Exercise brief:
Retype the records below word for word and omit any image.

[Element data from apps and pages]
'''
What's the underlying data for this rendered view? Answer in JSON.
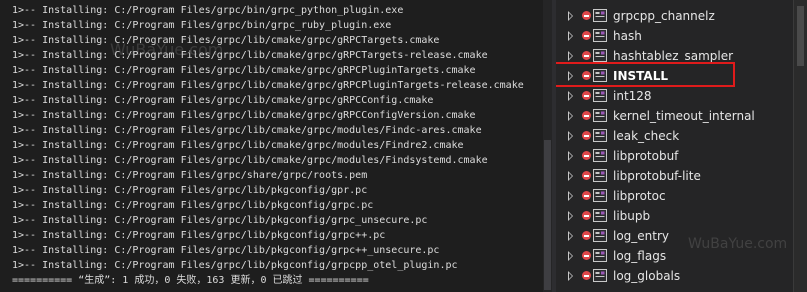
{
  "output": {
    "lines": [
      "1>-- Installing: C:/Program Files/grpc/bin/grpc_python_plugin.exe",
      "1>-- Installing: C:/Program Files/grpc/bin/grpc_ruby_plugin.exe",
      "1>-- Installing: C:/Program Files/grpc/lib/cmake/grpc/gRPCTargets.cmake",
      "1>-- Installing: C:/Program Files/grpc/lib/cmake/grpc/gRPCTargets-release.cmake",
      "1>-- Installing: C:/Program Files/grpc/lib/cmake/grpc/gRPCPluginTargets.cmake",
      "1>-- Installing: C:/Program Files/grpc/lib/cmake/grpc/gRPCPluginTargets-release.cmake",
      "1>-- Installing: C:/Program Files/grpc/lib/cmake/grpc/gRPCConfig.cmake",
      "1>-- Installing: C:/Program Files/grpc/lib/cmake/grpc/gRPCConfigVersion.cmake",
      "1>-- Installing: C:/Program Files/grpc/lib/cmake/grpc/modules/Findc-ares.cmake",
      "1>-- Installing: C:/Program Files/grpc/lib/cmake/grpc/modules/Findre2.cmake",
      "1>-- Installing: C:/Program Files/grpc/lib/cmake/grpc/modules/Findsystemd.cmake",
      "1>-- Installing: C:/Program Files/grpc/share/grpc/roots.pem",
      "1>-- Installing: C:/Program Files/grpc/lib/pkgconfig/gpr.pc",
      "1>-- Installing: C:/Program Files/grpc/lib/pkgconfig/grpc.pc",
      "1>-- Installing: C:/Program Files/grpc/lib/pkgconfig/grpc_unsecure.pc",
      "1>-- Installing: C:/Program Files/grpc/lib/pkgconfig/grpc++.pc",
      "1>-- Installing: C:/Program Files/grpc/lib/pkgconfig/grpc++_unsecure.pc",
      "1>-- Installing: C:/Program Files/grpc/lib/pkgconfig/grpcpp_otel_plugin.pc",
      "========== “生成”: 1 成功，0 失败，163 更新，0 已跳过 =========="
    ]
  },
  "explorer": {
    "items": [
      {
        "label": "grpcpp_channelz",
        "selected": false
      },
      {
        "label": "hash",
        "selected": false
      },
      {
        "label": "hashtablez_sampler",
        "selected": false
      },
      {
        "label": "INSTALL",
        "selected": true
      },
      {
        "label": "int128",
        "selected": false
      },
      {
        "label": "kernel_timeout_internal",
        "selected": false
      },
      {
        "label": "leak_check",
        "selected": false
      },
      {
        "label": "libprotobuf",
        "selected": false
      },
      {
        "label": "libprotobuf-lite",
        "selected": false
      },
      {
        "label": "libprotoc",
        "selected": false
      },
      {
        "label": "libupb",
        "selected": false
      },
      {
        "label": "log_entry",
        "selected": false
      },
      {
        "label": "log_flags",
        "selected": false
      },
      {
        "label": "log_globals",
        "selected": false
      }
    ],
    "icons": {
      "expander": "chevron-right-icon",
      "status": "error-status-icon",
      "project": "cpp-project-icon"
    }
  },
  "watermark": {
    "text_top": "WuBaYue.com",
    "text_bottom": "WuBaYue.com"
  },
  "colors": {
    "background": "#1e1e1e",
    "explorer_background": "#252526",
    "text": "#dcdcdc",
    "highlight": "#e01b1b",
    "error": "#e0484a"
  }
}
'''
Solved exercise:
What's the underlying data for this rendered view? Answer in JSON.
{
  "output": {
    "lines": [
      "1>-- Installing: C:/Program Files/grpc/bin/grpc_python_plugin.exe",
      "1>-- Installing: C:/Program Files/grpc/bin/grpc_ruby_plugin.exe",
      "1>-- Installing: C:/Program Files/grpc/lib/cmake/grpc/gRPCTargets.cmake",
      "1>-- Installing: C:/Program Files/grpc/lib/cmake/grpc/gRPCTargets-release.cmake",
      "1>-- Installing: C:/Program Files/grpc/lib/cmake/grpc/gRPCPluginTargets.cmake",
      "1>-- Installing: C:/Program Files/grpc/lib/cmake/grpc/gRPCPluginTargets-release.cmake",
      "1>-- Installing: C:/Program Files/grpc/lib/cmake/grpc/gRPCConfig.cmake",
      "1>-- Installing: C:/Program Files/grpc/lib/cmake/grpc/gRPCConfigVersion.cmake",
      "1>-- Installing: C:/Program Files/grpc/lib/cmake/grpc/modules/Findc-ares.cmake",
      "1>-- Installing: C:/Program Files/grpc/lib/cmake/grpc/modules/Findre2.cmake",
      "1>-- Installing: C:/Program Files/grpc/lib/cmake/grpc/modules/Findsystemd.cmake",
      "1>-- Installing: C:/Program Files/grpc/share/grpc/roots.pem",
      "1>-- Installing: C:/Program Files/grpc/lib/pkgconfig/gpr.pc",
      "1>-- Installing: C:/Program Files/grpc/lib/pkgconfig/grpc.pc",
      "1>-- Installing: C:/Program Files/grpc/lib/pkgconfig/grpc_unsecure.pc",
      "1>-- Installing: C:/Program Files/grpc/lib/pkgconfig/grpc++.pc",
      "1>-- Installing: C:/Program Files/grpc/lib/pkgconfig/grpc++_unsecure.pc",
      "1>-- Installing: C:/Program Files/grpc/lib/pkgconfig/grpcpp_otel_plugin.pc",
      "========== “生成”: 1 成功，0 失败，163 更新，0 已跳过 =========="
    ]
  },
  "explorer": {
    "items": [
      {
        "label": "grpcpp_channelz",
        "selected": false
      },
      {
        "label": "hash",
        "selected": false
      },
      {
        "label": "hashtablez_sampler",
        "selected": false
      },
      {
        "label": "INSTALL",
        "selected": true
      },
      {
        "label": "int128",
        "selected": false
      },
      {
        "label": "kernel_timeout_internal",
        "selected": false
      },
      {
        "label": "leak_check",
        "selected": false
      },
      {
        "label": "libprotobuf",
        "selected": false
      },
      {
        "label": "libprotobuf-lite",
        "selected": false
      },
      {
        "label": "libprotoc",
        "selected": false
      },
      {
        "label": "libupb",
        "selected": false
      },
      {
        "label": "log_entry",
        "selected": false
      },
      {
        "label": "log_flags",
        "selected": false
      },
      {
        "label": "log_globals",
        "selected": false
      }
    ],
    "icons": {
      "expander": "chevron-right-icon",
      "status": "error-status-icon",
      "project": "cpp-project-icon"
    }
  },
  "watermark": {
    "text_top": "WuBaYue.com",
    "text_bottom": "WuBaYue.com"
  },
  "colors": {
    "background": "#1e1e1e",
    "explorer_background": "#252526",
    "text": "#dcdcdc",
    "highlight": "#e01b1b",
    "error": "#e0484a"
  }
}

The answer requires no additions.